Are you serving the youth in your communities to the best of your ability?

   This simply question should continue to drive your organizations steps in evaluation and improvement. From this questions stems conversations about community partnerships, family connections, funding, staffing, mission, vision and what your best might look like.

   One of the tools that we use to evaluate our programming is a SWOT analysis. We reflect on the past few months to year and create a table that looks at our Strengths, Weaknesses, our Opportunities and the Threats to our success. This exercise will be able to help lead your discussion on what has been working to make you successful but also allows you to identify ways to improve. This strategic planning tool has led to new initiatives, new conversations and partnerships that allow our youth to thrive.
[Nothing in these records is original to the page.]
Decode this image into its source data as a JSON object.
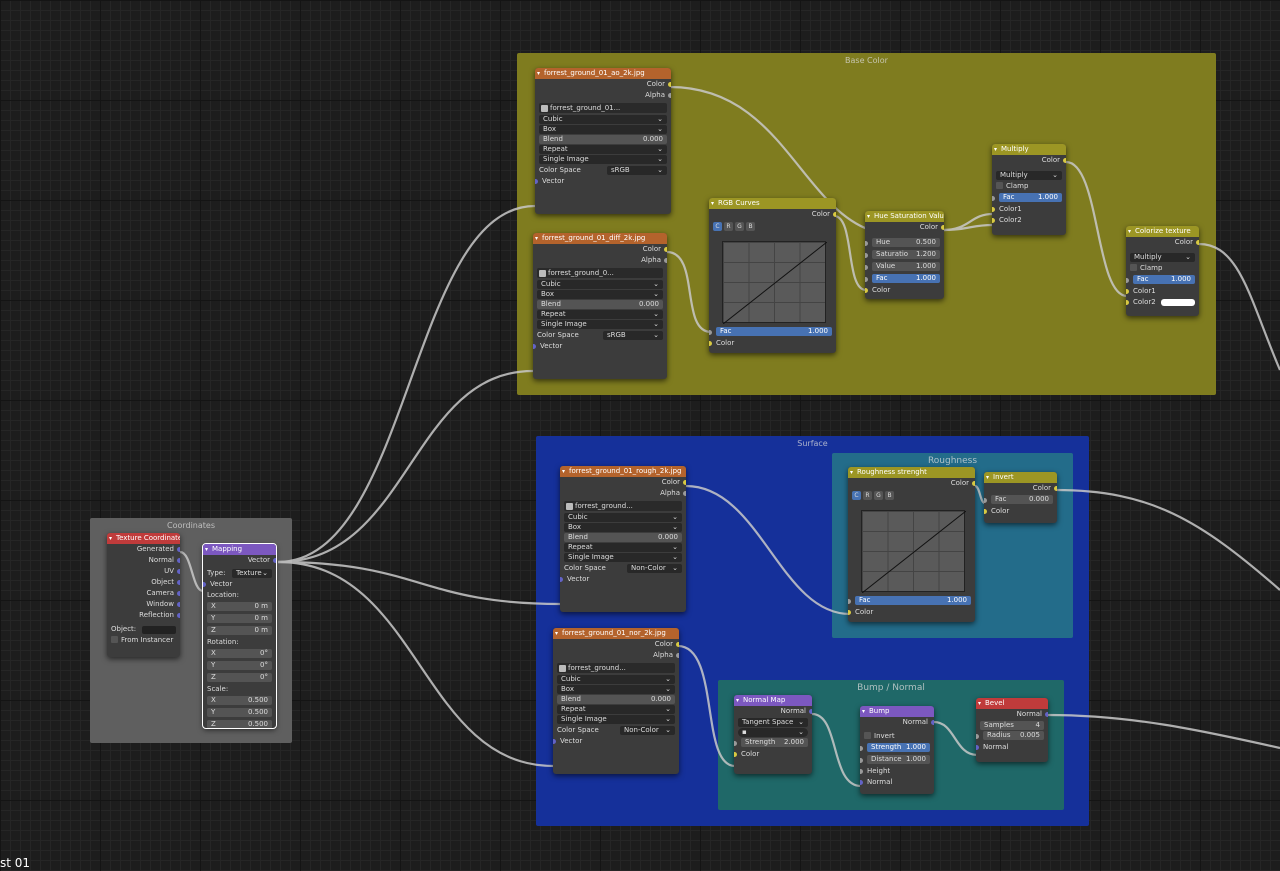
{
  "frames": {
    "base_color": "Base Color",
    "surface": "Surface",
    "roughness": "Roughness",
    "bump": "Bump / Normal",
    "coords": "Coordinates"
  },
  "tex_ao": {
    "title": "forrest_ground_01_ao_2k.jpg",
    "image": "forrest_ground_01...",
    "interp": "Cubic",
    "proj": "Box",
    "blend_label": "Blend",
    "blend": "0.000",
    "ext": "Repeat",
    "source": "Single Image",
    "cs_label": "Color Space",
    "cs": "sRGB",
    "out_color": "Color",
    "out_alpha": "Alpha",
    "in_vector": "Vector"
  },
  "tex_diff": {
    "title": "forrest_ground_01_diff_2k.jpg",
    "image": "forrest_ground_0...",
    "interp": "Cubic",
    "proj": "Box",
    "blend_label": "Blend",
    "blend": "0.000",
    "ext": "Repeat",
    "source": "Single Image",
    "cs_label": "Color Space",
    "cs": "sRGB",
    "out_color": "Color",
    "out_alpha": "Alpha",
    "in_vector": "Vector"
  },
  "tex_rough": {
    "title": "forrest_ground_01_rough_2k.jpg",
    "image": "forrest_ground...",
    "interp": "Cubic",
    "proj": "Box",
    "blend_label": "Blend",
    "blend": "0.000",
    "ext": "Repeat",
    "source": "Single Image",
    "cs_label": "Color Space",
    "cs": "Non-Color",
    "out_color": "Color",
    "out_alpha": "Alpha",
    "in_vector": "Vector"
  },
  "tex_nor": {
    "title": "forrest_ground_01_nor_2k.jpg",
    "image": "forrest_ground...",
    "interp": "Cubic",
    "proj": "Box",
    "blend_label": "Blend",
    "blend": "0.000",
    "ext": "Repeat",
    "source": "Single Image",
    "cs_label": "Color Space",
    "cs": "Non-Color",
    "out_color": "Color",
    "out_alpha": "Alpha",
    "in_vector": "Vector"
  },
  "rgb_curves": {
    "title": "RGB Curves",
    "out": "Color",
    "fac_label": "Fac",
    "fac": "1.000",
    "in_color": "Color",
    "channels": [
      "C",
      "R",
      "G",
      "B"
    ]
  },
  "hsv": {
    "title": "Hue Saturation Value",
    "out": "Color",
    "hue_label": "Hue",
    "hue": "0.500",
    "sat_label": "Saturatio",
    "sat": "1.200",
    "val_label": "Value",
    "val": "1.000",
    "fac_label": "Fac",
    "fac": "1.000",
    "in_color": "Color"
  },
  "multiply": {
    "title": "Multiply",
    "out": "Color",
    "mode": "Multiply",
    "clamp": "Clamp",
    "fac_label": "Fac",
    "fac": "1.000",
    "in1": "Color1",
    "in2": "Color2"
  },
  "colorize": {
    "title": "Colorize texture",
    "out": "Color",
    "mode": "Multiply",
    "clamp": "Clamp",
    "fac_label": "Fac",
    "fac": "1.000",
    "in1": "Color1",
    "in2": "Color2"
  },
  "rough_strength": {
    "title": "Roughness strenght",
    "out": "Color",
    "fac_label": "Fac",
    "fac": "1.000",
    "in_color": "Color",
    "channels": [
      "C",
      "R",
      "G",
      "B"
    ]
  },
  "invert": {
    "title": "Invert",
    "out": "Color",
    "fac_label": "Fac",
    "fac": "0.000",
    "in_color": "Color"
  },
  "normal_map": {
    "title": "Normal Map",
    "out": "Normal",
    "space": "Tangent Space",
    "str_label": "Strength",
    "strength": "2.000",
    "in_color": "Color"
  },
  "bump": {
    "title": "Bump",
    "out": "Normal",
    "invert": "Invert",
    "str_label": "Strength",
    "strength": "1.000",
    "dist_label": "Distance",
    "distance": "1.000",
    "in_height": "Height",
    "in_normal": "Normal"
  },
  "bevel": {
    "title": "Bevel",
    "out": "Normal",
    "samples_label": "Samples",
    "samples": "4",
    "radius_label": "Radius",
    "radius": "0.005",
    "in_normal": "Normal"
  },
  "texcoord": {
    "title": "Texture Coordinate",
    "outs": [
      "Generated",
      "Normal",
      "UV",
      "Object",
      "Camera",
      "Window",
      "Reflection"
    ],
    "object_label": "Object:",
    "from_instancer": "From Instancer"
  },
  "mapping": {
    "title": "Mapping",
    "out": "Vector",
    "type_label": "Type:",
    "type": "Texture",
    "in_vector": "Vector",
    "loc_label": "Location:",
    "loc": [
      "0 m",
      "0 m",
      "0 m"
    ],
    "rot_label": "Rotation:",
    "rot": [
      "0°",
      "0°",
      "0°"
    ],
    "scale_label": "Scale:",
    "scale": [
      "0.500",
      "0.500",
      "0.500"
    ],
    "axes": [
      "X",
      "Y",
      "Z"
    ]
  },
  "footer_text": "st 01"
}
   A major step to answer the question of serving youth in your community should be in asking youth themselves. Incorporating youth voice and perspective into any youth organization is vital in the evaluation and improvement of a youth program. Many organizations proclaim to be for youth voice, but simply err on a side of youth tokenism where they do not have any real say or power in the programming. If youth are the ones we are hoping to impact the most, shouldn’t they have a voice in how to do that best? From creating youth panels, youth evaluations, or more natural conversations with stakeholders (directors, community members, program directors) are all ways to incorporate youth voice.

   The youth that we work with deserve our best. By creating systems that allow for us to evaluate and improve the programs we work in we position ourselves to maximize our impact.